### DATA
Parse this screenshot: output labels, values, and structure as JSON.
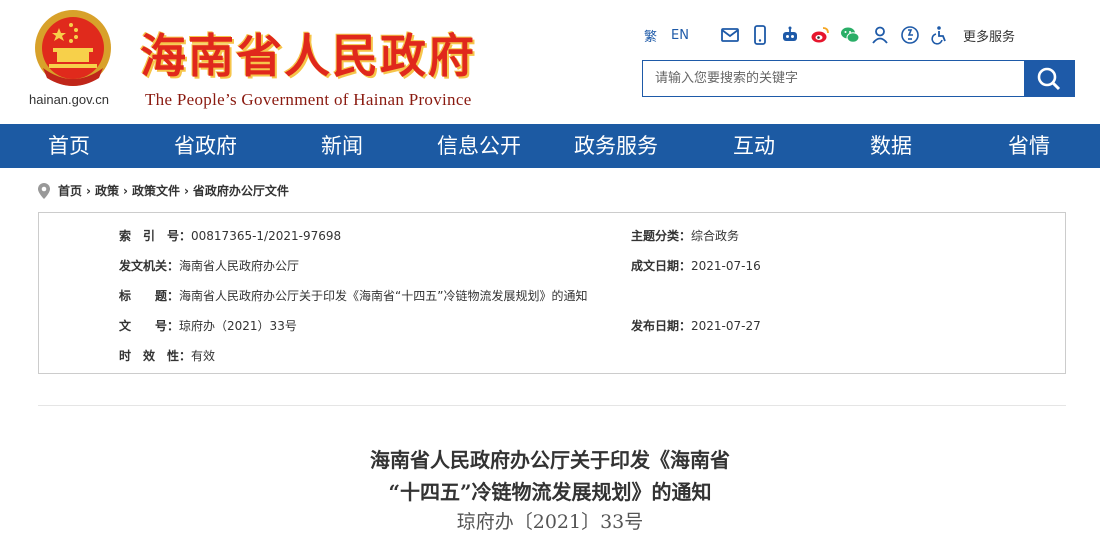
{
  "header": {
    "domain": "hainan.gov.cn",
    "title": "海南省人民政府",
    "subtitle": "The People’s Government  of Hainan Province",
    "lang_trad": "繁",
    "lang_en": "EN",
    "more_services": "更多服务",
    "icons": [
      "mail-icon",
      "mobile-icon",
      "robot-icon",
      "weibo-icon",
      "wechat-icon",
      "user-icon",
      "elderly-mode-icon",
      "accessibility-icon"
    ],
    "colors": {
      "title_red": "#e0281c",
      "accent_blue": "#1c5aa3"
    }
  },
  "search": {
    "placeholder": "请输入您要搜索的关键字"
  },
  "nav": [
    "首页",
    "省政府",
    "新闻",
    "信息公开",
    "政务服务",
    "互动",
    "数据",
    "省情"
  ],
  "breadcrumb": [
    "首页",
    "政策",
    "政策文件",
    "省政府办公厅文件"
  ],
  "info": {
    "index_label": "索　引　号：",
    "index_value": "00817365-1/2021-97698",
    "topic_label": "主题分类：",
    "topic_value": "综合政务",
    "issuer_label": "发文机关：",
    "issuer_value": "海南省人民政府办公厅",
    "created_label": "成文日期：",
    "created_value": "2021-07-16",
    "title_label": "标　　题：",
    "title_value": "海南省人民政府办公厅关于印发《海南省“十四五”冷链物流发展规划》的通知",
    "docno_label": "文　　号：",
    "docno_value": "琼府办（2021）33号",
    "published_label": "发布日期：",
    "published_value": "2021-07-27",
    "validity_label": "时　效　性：",
    "validity_value": "有效"
  },
  "document": {
    "title_line1": "海南省人民政府办公厅关于印发《海南省",
    "title_line2": "“十四五”冷链物流发展规划》的通知",
    "number": "琼府办〔2021〕33号"
  }
}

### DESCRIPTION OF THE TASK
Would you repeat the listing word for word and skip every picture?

### TASK SOLUTION
Parse this screenshot: output labels, values, and structure as JSON.
{
  "header": {
    "domain": "hainan.gov.cn",
    "title": "海南省人民政府",
    "subtitle": "The People’s Government  of Hainan Province",
    "lang_trad": "繁",
    "lang_en": "EN",
    "more_services": "更多服务",
    "icons": [
      "mail-icon",
      "mobile-icon",
      "robot-icon",
      "weibo-icon",
      "wechat-icon",
      "user-icon",
      "elderly-mode-icon",
      "accessibility-icon"
    ],
    "colors": {
      "title_red": "#e0281c",
      "accent_blue": "#1c5aa3"
    }
  },
  "search": {
    "placeholder": "请输入您要搜索的关键字"
  },
  "nav": [
    "首页",
    "省政府",
    "新闻",
    "信息公开",
    "政务服务",
    "互动",
    "数据",
    "省情"
  ],
  "breadcrumb": [
    "首页",
    "政策",
    "政策文件",
    "省政府办公厅文件"
  ],
  "info": {
    "index_label": "索　引　号：",
    "index_value": "00817365-1/2021-97698",
    "topic_label": "主题分类：",
    "topic_value": "综合政务",
    "issuer_label": "发文机关：",
    "issuer_value": "海南省人民政府办公厅",
    "created_label": "成文日期：",
    "created_value": "2021-07-16",
    "title_label": "标　　题：",
    "title_value": "海南省人民政府办公厅关于印发《海南省“十四五”冷链物流发展规划》的通知",
    "docno_label": "文　　号：",
    "docno_value": "琼府办（2021）33号",
    "published_label": "发布日期：",
    "published_value": "2021-07-27",
    "validity_label": "时　效　性：",
    "validity_value": "有效"
  },
  "document": {
    "title_line1": "海南省人民政府办公厅关于印发《海南省",
    "title_line2": "“十四五”冷链物流发展规划》的通知",
    "number": "琼府办〔2021〕33号"
  }
}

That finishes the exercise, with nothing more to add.